How to Prevent Harmful Gambling
Gambling is the act of betting on an event or game, often with the goal of winning more money than you lose. It can involve chance-based activities such as lotteries or betting on sporting events, or skill-based activities such as playing a game of poker.
Gamblers may gamble for any reason. Some people do it to relieve unpleasant feelings, like anger or anxiety. Others do it to socialize or unwind. Whatever the reasons, gambling is unhealthy and can lead to harmful consequences, including health problems, relationship problems, and financial problems.
Problem gambling is a disorder that causes a person to gamble more than they would normally, even when they know it’s bad for them. It can be hard to stop, but it’s important to seek help if you are struggling with gambling.
To prevent harm from gambling, there are many things you can do to keep yourself safe and healthy. These include controlling the amount of money you spend on gambling, making sure you have enough funds to cover your expenses and setting limits on how much time and money you can spend.
It’s also a good idea to learn healthier ways of relieving unpleasant emotions. You can do this by exercising, spending time with friends who don’t gamble, taking up new hobbies, or practicing relaxation techniques.
You can also make better choices about the places and things you spend your money on, and the types of games you play. For example, avoid betting on football games or buying scratchcards if you’re bored or lonely, and try to avoid playing games that offer high odds (the chances of winning money).
These can increase the risk of gambling problems. It’s important to find a safe place to play and a reputable website with secure payment options.
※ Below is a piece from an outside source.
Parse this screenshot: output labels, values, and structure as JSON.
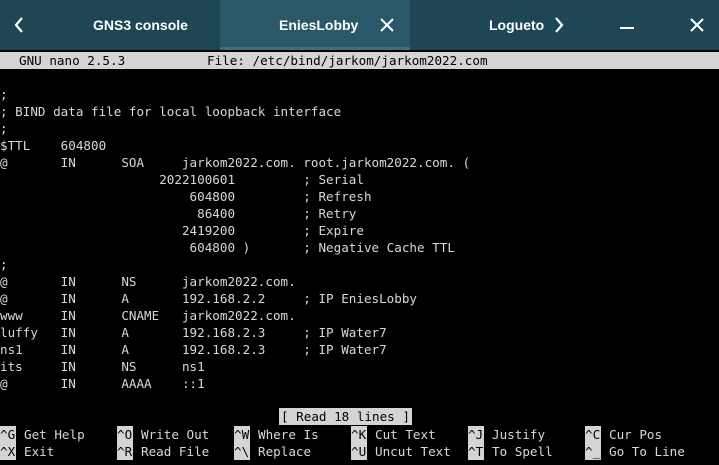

If you are worried about your gambling, you can talk to a trusted family or friend, or seek support from a professional counselor. The counselor can guide you through the process and help you decide what to do.
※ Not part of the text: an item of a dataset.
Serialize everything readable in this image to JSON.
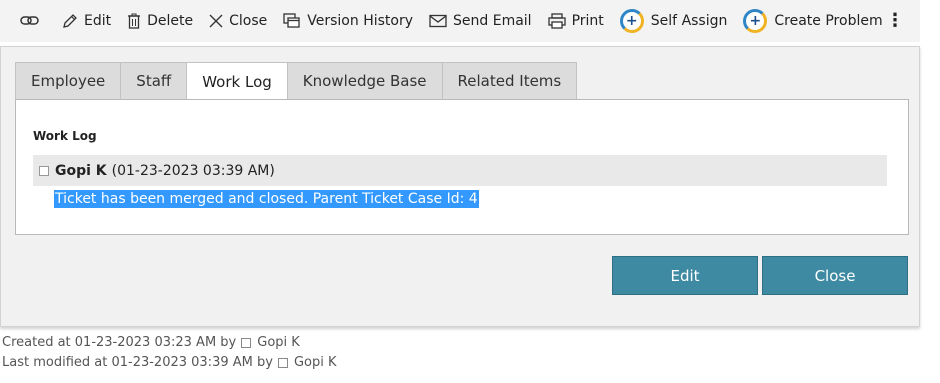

A therapist can also provide you with helpful tools and strategies to manage your gambling and improve your life. They can also help you understand the underlying factors that make you more susceptible to gambling.
Some people can control their gambling with just a little effort, but some have trouble quitting. Some people develop a gambling problem because they have a mental illness or disorder, such as depression or anxiety. Other conditions can also affect someone’s ability to stop gambling, like substance abuse or a family history of mental illness.
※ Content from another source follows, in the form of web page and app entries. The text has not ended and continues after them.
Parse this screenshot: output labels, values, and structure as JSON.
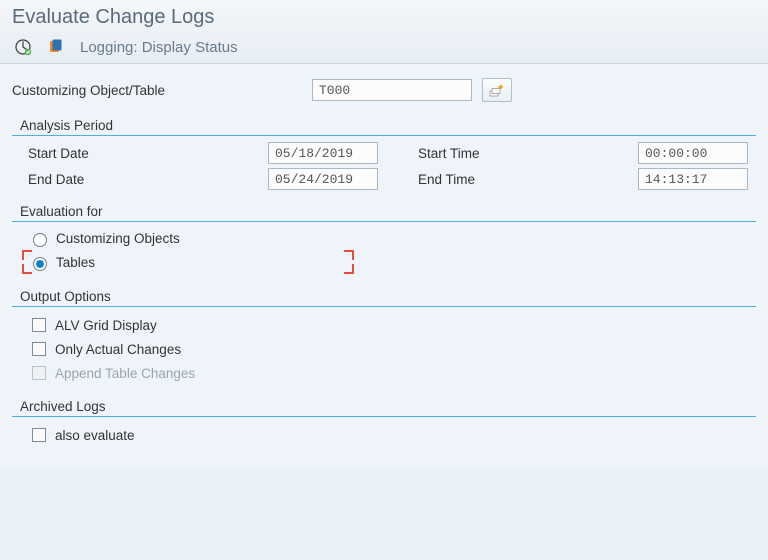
{
  "header": {
    "title": "Evaluate Change Logs",
    "subtitle": "Logging: Display Status"
  },
  "fields": {
    "customizing_object_label": "Customizing Object/Table",
    "customizing_object_value": "T000"
  },
  "groups": {
    "analysis_period": {
      "title": "Analysis Period",
      "start_date_label": "Start Date",
      "start_date_value": "05/18/2019",
      "end_date_label": "End Date",
      "end_date_value": "05/24/2019",
      "start_time_label": "Start Time",
      "start_time_value": "00:00:00",
      "end_time_label": "End Time",
      "end_time_value": "14:13:17"
    },
    "evaluation_for": {
      "title": "Evaluation for",
      "opt_customizing": "Customizing Objects",
      "opt_tables": "Tables"
    },
    "output_options": {
      "title": "Output Options",
      "alv_grid": "ALV Grid Display",
      "only_actual": "Only Actual Changes",
      "append_table": "Append Table Changes"
    },
    "archived_logs": {
      "title": "Archived Logs",
      "also_evaluate": "also evaluate"
    }
  }
}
There are many different treatments for gambling disorders. They can range from simple self-help methods, such as using a diary to track your losses and bets, to more advanced therapies, such as cognitive behavioral therapy.
The main goal of treatment is to help you reduce your gambling. Some medications can help, but it’s usually best to speak to a doctor or other health care professional for medical advice.